אין אינך רואה מייל זה לחץ.י כאן

After the official announcement of the symbol of the state designed by Gabriel and Maxim Shamir, serious criticism was not late in coming: "This suggestion … "is a terrible choice aesthetically ", cried Gershom Shalom, the editor of "Haaretz" newspaper, "and if this symbol is displayed in the coming days above the constituent assembly… "it will be a worldwide disgrace for its lack of taste and culture…" Shoken explained, "…two giant olive branches, whose leaves look more like two swords than the leaves of a tree that stand as a symbol of peace. The empty space above the Menorah is ugly, and it manifests the utter helplessness of its creator. The word Israel is written in letters that testify to a complete ignorance of the Hebrew typography."

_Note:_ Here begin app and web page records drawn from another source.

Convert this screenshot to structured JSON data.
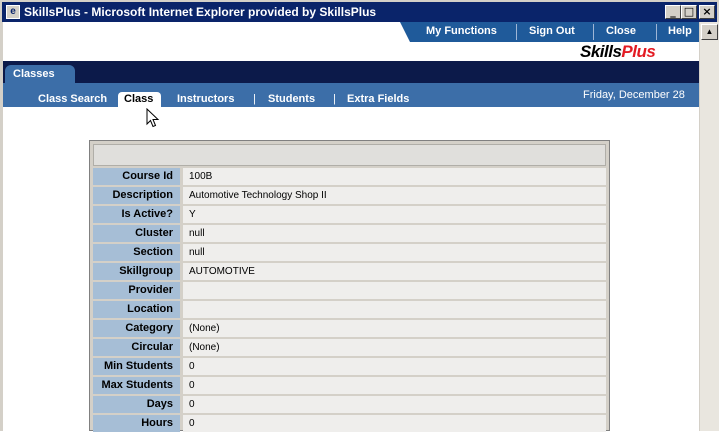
{
  "window": {
    "title": "SkillsPlus - Microsoft Internet Explorer provided by SkillsPlus",
    "icon": "ie-page-icon",
    "buttons": {
      "minimize": "_",
      "maximize": "□",
      "close": "×"
    }
  },
  "topnav": {
    "items": [
      "My Functions",
      "Sign Out",
      "Close",
      "Help"
    ]
  },
  "logo": {
    "skills": "Skills",
    "plus": "Plus"
  },
  "main_tab": "Classes",
  "subnav": {
    "items": [
      "Class Search",
      "Class",
      "Instructors",
      "Students",
      "Extra Fields"
    ],
    "active": "Class",
    "separator": "|"
  },
  "date": "Friday, December 28",
  "details": [
    {
      "label": "Course Id",
      "value": "100B"
    },
    {
      "label": "Description",
      "value": "Automotive Technology Shop II"
    },
    {
      "label": "Is Active?",
      "value": "Y"
    },
    {
      "label": "Cluster",
      "value": "null"
    },
    {
      "label": "Section",
      "value": "null"
    },
    {
      "label": "Skillgroup",
      "value": "AUTOMOTIVE"
    },
    {
      "label": "Provider",
      "value": ""
    },
    {
      "label": "Location",
      "value": ""
    },
    {
      "label": "Category",
      "value": "(None)"
    },
    {
      "label": "Circular",
      "value": "(None)"
    },
    {
      "label": "Min Students",
      "value": "0"
    },
    {
      "label": "Max Students",
      "value": "0"
    },
    {
      "label": "Days",
      "value": "0"
    },
    {
      "label": "Hours",
      "value": "0"
    }
  ],
  "colors": {
    "titlebar": "#0a246a",
    "nav_blue": "#3c6ea8",
    "dark_band": "#0c1a4a",
    "label_bg": "#a6bed6",
    "brand_red": "#e31b23"
  }
}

Not only the aesthetics worried the critics, but also the quality of the sources that the designers referred to. Gabriel Talphir the editor of the periodical "Gazit", complained about the exaggeration in basing the choice on the archeological finding: "The truth is that archeology is a plague of the state and its government, and now is the time to distance ourselves from this enchantment. "We are bound to find new values that the state needs". He also insisted on changing the symbol: "At any cost we must change the shape of the symbol… it is not Israeli, the odor of dead bodies emerges from it. Accepting the symbol in this way is shameful not only to those who made it, but to all the artists in the country and to all art institutions. If they have some sense of pride, they must rebel, pour letters and memos to parliament members, so that, for God's sake, they will correct and change the symbol."

In fact, the symbol was not changed, but at times when symbols are changed, upgraded or rebranded to help private, commercial or government entities to improve their image, there are questions to be asked; is it possible that what helps commercial companies can help nations as well? Do countries need, or should they, update their symbols according to the spirit of the times? How would the symbol of Israel look like were it to be designed today? And how eternal are the symbols of the Eternal People?


Stav Axenfeld
Lecturer in the Department of Visual and Material Culture